According to a 2018 study from Rush University, just one serving of green vegetables a day for an average of 4.7 years is enough to help to slow cognitive decline, giving the study volunteers the brain of someone 11 years younger.

So load up on kale, spinach, broccoli which provide brain-friendly nutrients including vitamin K, lutein, nitrate and folate.

Boost your gut bugs

Understanding of the importance of our gut is growing by the day, particularly the relationship between our gut microbiome and the brain, called the brain-gut axis.

The theory goes that the healthier your gut is, teeming with trillions of bacteria, ideally a diverse mix of ‘friendly’ bugs, the better your brain health is.

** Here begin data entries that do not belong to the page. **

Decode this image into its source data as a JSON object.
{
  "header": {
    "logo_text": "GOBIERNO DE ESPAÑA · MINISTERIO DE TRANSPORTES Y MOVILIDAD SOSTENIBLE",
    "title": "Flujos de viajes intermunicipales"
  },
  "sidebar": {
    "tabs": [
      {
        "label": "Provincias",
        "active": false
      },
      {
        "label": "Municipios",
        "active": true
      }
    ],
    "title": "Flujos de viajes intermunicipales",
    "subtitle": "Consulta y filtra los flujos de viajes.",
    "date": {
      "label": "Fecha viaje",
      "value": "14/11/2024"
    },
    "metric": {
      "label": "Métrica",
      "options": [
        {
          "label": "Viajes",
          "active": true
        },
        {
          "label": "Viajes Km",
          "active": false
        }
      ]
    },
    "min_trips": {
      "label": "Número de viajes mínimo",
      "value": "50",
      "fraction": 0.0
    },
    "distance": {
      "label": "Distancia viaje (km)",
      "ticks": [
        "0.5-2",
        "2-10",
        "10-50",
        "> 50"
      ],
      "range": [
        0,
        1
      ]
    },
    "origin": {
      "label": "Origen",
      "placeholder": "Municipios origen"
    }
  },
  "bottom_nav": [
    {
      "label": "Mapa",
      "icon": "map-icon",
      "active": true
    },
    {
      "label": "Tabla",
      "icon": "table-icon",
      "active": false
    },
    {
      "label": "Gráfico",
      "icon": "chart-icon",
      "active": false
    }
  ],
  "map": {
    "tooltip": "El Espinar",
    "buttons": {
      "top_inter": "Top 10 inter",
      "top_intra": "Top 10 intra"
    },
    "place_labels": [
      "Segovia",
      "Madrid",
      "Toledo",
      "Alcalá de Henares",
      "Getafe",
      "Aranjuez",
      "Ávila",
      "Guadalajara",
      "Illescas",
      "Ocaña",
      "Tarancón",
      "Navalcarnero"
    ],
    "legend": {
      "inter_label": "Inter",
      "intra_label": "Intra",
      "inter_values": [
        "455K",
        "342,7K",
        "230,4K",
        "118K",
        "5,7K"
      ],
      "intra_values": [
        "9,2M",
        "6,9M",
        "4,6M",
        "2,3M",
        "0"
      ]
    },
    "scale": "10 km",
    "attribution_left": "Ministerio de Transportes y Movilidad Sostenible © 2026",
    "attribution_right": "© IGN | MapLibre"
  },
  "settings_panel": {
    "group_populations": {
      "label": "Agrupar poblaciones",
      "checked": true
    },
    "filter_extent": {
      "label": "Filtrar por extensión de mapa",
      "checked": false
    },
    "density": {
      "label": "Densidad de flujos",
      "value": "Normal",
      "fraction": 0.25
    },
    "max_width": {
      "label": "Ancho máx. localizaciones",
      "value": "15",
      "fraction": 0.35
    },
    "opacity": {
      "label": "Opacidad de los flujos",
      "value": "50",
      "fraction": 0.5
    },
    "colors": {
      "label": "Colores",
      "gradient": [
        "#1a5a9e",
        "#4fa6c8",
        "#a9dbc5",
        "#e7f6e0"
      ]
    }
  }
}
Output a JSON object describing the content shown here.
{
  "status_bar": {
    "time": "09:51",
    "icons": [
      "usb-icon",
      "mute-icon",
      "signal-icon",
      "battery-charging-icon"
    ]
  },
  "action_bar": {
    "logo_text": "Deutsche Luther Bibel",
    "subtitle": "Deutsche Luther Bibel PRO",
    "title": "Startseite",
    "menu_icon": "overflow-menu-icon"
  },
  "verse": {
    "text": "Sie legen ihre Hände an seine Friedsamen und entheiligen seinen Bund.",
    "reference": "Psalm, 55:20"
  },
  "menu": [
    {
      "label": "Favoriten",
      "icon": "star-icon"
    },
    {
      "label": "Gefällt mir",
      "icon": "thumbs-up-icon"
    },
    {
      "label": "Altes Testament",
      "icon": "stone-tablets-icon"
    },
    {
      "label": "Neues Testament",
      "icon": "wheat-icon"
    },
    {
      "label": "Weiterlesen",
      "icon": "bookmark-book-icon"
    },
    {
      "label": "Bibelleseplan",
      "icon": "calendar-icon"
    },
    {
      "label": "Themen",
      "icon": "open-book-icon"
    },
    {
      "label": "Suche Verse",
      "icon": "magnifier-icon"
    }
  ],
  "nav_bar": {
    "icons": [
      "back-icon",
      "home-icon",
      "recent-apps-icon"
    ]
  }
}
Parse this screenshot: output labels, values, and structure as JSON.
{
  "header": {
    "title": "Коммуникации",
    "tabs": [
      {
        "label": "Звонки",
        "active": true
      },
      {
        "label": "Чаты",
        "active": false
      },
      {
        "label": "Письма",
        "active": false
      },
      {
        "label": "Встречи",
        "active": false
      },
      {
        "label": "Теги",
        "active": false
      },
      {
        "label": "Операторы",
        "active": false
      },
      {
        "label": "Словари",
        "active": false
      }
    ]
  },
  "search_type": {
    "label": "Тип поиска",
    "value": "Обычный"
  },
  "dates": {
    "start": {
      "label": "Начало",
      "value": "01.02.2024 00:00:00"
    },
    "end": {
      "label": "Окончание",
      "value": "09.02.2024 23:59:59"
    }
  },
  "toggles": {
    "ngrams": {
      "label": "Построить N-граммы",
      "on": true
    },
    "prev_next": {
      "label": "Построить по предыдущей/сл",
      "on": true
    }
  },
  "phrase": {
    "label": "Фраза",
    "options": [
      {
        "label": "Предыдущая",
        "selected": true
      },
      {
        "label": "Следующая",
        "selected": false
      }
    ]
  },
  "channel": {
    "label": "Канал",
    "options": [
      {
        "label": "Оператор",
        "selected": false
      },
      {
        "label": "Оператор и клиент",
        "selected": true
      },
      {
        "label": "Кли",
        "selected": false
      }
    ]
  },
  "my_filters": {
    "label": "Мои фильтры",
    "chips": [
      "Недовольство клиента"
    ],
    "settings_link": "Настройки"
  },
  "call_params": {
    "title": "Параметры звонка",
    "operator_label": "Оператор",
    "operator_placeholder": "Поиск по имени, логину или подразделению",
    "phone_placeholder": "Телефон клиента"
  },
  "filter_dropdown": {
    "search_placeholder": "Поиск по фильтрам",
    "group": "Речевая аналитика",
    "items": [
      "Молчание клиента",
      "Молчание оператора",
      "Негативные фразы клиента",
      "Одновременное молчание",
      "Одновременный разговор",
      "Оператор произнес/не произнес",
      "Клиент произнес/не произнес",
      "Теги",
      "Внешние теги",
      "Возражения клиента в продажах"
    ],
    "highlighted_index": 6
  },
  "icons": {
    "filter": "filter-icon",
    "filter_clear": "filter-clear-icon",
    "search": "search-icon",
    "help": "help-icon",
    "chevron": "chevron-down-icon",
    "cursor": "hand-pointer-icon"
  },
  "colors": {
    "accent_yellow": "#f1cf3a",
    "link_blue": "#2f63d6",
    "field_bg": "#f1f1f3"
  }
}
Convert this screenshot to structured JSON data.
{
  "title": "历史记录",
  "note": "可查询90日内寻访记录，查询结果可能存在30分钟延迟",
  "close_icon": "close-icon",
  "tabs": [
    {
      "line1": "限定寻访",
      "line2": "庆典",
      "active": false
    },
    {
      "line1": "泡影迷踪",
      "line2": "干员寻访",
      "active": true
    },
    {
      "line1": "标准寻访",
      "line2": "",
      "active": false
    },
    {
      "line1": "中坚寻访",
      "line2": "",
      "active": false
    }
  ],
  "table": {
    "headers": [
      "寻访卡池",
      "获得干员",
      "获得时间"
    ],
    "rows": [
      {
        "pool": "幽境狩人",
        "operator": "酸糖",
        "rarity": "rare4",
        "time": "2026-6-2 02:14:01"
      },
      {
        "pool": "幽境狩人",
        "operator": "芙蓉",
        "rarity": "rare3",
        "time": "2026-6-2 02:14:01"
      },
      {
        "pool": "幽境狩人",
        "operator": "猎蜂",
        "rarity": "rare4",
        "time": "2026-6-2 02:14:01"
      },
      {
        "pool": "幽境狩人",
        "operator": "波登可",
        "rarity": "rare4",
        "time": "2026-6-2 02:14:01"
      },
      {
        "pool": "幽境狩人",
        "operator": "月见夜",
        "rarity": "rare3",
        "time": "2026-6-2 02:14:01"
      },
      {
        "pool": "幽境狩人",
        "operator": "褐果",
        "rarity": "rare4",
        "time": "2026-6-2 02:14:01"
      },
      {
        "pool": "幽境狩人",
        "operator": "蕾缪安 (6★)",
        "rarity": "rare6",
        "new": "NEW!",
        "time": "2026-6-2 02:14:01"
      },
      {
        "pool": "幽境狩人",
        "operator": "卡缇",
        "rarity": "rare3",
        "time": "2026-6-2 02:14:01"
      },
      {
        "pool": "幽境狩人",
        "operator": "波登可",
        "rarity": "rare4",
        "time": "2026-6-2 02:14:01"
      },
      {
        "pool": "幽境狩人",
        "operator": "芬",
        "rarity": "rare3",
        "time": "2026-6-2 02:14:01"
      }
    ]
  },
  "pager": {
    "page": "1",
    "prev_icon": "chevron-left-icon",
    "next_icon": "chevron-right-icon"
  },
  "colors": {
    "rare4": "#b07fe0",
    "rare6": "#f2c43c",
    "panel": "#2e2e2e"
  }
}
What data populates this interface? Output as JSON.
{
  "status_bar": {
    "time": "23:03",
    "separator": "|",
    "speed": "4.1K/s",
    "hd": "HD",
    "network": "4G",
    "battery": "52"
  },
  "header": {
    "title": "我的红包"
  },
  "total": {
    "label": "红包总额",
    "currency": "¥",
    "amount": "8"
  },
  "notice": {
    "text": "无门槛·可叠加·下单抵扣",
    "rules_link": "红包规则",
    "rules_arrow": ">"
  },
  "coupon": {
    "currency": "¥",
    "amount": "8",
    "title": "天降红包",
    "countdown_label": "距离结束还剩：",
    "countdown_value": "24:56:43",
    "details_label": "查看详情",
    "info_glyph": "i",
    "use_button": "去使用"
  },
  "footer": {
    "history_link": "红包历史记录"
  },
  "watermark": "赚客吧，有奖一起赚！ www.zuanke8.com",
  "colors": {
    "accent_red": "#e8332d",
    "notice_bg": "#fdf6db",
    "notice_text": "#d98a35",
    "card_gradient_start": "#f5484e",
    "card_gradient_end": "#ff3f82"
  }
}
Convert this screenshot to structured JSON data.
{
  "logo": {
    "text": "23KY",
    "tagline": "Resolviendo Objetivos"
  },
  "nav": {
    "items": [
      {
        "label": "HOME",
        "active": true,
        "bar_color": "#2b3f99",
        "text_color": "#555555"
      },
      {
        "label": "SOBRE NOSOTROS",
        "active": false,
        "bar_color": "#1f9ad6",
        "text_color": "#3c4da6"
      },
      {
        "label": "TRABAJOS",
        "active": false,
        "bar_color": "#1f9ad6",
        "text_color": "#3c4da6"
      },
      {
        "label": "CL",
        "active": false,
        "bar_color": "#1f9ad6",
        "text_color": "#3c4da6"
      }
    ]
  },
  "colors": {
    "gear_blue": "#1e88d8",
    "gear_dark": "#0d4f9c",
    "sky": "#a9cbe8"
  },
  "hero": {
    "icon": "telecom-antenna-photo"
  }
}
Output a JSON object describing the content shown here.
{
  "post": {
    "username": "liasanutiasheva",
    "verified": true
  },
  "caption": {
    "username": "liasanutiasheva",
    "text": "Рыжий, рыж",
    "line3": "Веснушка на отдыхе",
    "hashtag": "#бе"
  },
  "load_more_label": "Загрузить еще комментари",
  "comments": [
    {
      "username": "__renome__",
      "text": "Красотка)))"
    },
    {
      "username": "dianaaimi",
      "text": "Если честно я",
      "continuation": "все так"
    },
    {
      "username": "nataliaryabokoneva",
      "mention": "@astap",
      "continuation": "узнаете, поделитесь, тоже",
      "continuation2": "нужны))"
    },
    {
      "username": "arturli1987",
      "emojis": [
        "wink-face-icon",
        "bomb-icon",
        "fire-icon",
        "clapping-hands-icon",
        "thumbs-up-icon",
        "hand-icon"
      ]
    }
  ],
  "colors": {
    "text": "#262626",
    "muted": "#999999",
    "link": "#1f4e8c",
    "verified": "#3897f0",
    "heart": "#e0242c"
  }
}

Research shows that following the Mediterranean diet – primarily plant-based, filled with anti-inflammatory fruit and vegetables, omega 3 fatty acids, fish and extra virgin olive oil – can nurture the ‘good’ bacteria in your gut.

Start socialising

Loneliness can take a huge toll on our mental and physical health and it’s particularly stressful for our brains.

‘Social connectedness is important not only for our emotional health, but also for cognitive resilience’, says Professor Burianova.

‘Research has shown that feeling lonely more than doubles the risk of developing Alzheimer’s.’

She advises anyone feeling lonely not to feel bashful but to reach out to others.

Drink cocoa

A hot chocolate before bed may be doing more than helping you sleep.

A small Italian study involving healthy volunteers aged between 50 and 69 found that a specially prepared cocoa drink, containing large amounts of flavanols – powerful polyphenols – showed a decline in memory loss.

Researchers think the drink increased the blood flow to a specific region of the brain concerned with memory.

Get to bed

Unsurprisingly, a good night’s sleep has a huge impact on our cognitive health.

A 2017 Greek study showed that a lack of sleep, and poor quality sleep, were associated with poorer memory in men and women over 65.

The position you sleep in could also play a part. Researchers at Stony Brook University in New York found that sleeping on your side can more effectively contribute to a night time ‘power cleanse’ helping to remove brain waste, like beta-amyloid proteins, implicated in the development of Alzheimer’s and other neurological diseases.

Source: Read Full Article